> [Assignment]:
Would you repeat each of the lines below exactly?

[Dataset rows for apps and sites]
┄┄┄┄┄┄┄┄┄┄┄┄┄┄┄┄┄┄┄┄
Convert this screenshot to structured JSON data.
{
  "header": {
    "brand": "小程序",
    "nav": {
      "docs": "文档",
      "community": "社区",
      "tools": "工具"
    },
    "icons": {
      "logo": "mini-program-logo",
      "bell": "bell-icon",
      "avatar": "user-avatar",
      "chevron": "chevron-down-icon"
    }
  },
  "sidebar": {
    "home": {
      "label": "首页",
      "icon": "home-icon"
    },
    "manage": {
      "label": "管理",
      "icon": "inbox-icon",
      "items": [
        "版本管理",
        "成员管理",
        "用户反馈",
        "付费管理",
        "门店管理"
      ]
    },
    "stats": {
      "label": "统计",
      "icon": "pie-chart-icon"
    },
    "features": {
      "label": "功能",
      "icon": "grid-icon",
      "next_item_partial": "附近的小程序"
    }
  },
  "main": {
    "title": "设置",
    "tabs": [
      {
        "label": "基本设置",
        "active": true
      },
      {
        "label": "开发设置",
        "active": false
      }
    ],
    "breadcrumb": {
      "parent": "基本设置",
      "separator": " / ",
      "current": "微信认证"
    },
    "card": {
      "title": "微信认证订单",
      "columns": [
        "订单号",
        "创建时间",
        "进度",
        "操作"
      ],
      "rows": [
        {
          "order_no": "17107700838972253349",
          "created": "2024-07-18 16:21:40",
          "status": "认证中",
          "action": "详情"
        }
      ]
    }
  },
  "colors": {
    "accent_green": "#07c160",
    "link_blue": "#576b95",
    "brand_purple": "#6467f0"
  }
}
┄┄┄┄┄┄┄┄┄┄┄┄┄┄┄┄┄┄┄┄
> [Completed task]:
Convert this screenshot to structured JSON data.
{
  "header": {
    "brand": "小程序",
    "nav": {
      "docs": "文档",
      "community": "社区",
      "tools": "工具"
    },
    "icons": {
      "logo": "mini-program-logo",
      "bell": "bell-icon",
      "avatar": "user-avatar",
      "chevron": "chevron-down-icon"
    }
  },
  "sidebar": {
    "home": {
      "label": "首页",
      "icon": "home-icon"
    },
    "manage": {
      "label": "管理",
      "icon": "inbox-icon",
      "items": [
        "版本管理",
        "成员管理",
        "用户反馈",
        "付费管理",
        "门店管理"
      ]
    },
    "stats": {
      "label": "统计",
      "icon": "pie-chart-icon"
    },
    "features": {
      "label": "功能",
      "icon": "grid-icon",
      "next_item_partial": "附近的小程序"
    }
  },
  "main": {
    "title": "设置",
    "tabs": [
      {
        "label": "基本设置",
        "active": true
      },
      {
        "label": "开发设置",
        "active": false
      }
    ],
    "breadcrumb": {
      "parent": "基本设置",
      "separator": " / ",
      "current": "微信认证"
    },
    "card": {
      "title": "微信认证订单",
      "columns": [
        "订单号",
        "创建时间",
        "进度",
        "操作"
      ],
      "rows": [
        {
          "order_no": "17107700838972253349",
          "created": "2024-07-18 16:21:40",
          "status": "认证中",
          "action": "详情"
        }
      ]
    }
  },
  "colors": {
    "accent_green": "#07c160",
    "link_blue": "#576b95",
    "brand_purple": "#6467f0"
  }
}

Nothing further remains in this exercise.